The rising use of high-tech machinery in hospital rooms and production lines has created a need for a smaller and more highly trained work force, he said.

"It's not your grandfather's manufacturing floor anymore," Pate said, referring to days when a worker could get a stable factory job out of high school. "It's become more difficult to walk out on a manufacturing floor nowadays."

Officials at Wayne Community College said they are training more students than ever for this high-tech job market.

"I've seen such an increase in the brainpower needed for those jobs," said Diane Ivey, a job profiler at Wayne Community College. "It's not dirty work. The modern machinist uses computers and technology."

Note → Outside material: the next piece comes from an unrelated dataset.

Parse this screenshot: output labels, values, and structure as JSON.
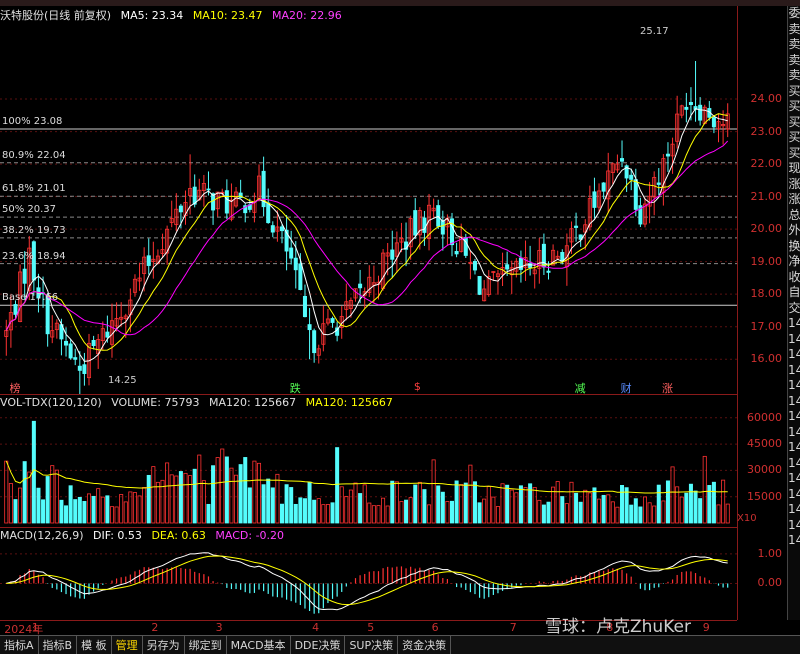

Ms. Ivey runs a program that educates students about the high-tech demands of today's job market. Learning a skill set, she said, is one of the most important advantages job seekers can have.

"We see a lot of people with four-year degrees, and they come in and say, 'I need a skill,'" she said.

Pate also said he sees a lot of highly educated people who are struggling in Wayne County's job market.

"I have people with ad-vanced degrees that email me on a daily basis about the jobs on our website," he said.

Since the current market gears toward skills in math, science and technology, Ms. Ivey said those are the areas she encourages students to consider. One of her programs even helps teach students the so-called "soft skills," such as the social skills needed to work well with fellow employees.

Ms. Ivey said a lot of students don't realize how important job etiquette, such as arriving at work on time and teamwork, can be to finding employment.

But even with these new challenges to the job market, officials said job opportunities still are more plentiful in Wayne County than in some of its neighboring counties, such as Lenoir , which had a May unemployment rate of 10.3 percent, or Wilson, which had a rate of 12.8 percent.

Other neighboring counties had May rates slightly closer to Wayne's, such as Johnston County's 8.8 percent and Greene County's 9.8 percent. With 8.3 percent, Duplin County also had a slightly lower rate than Wayne.

The state's highest May unemployment rate was 16.2 percent in Scotland County, while the lowest rate was 5.6 percent in Currituck County.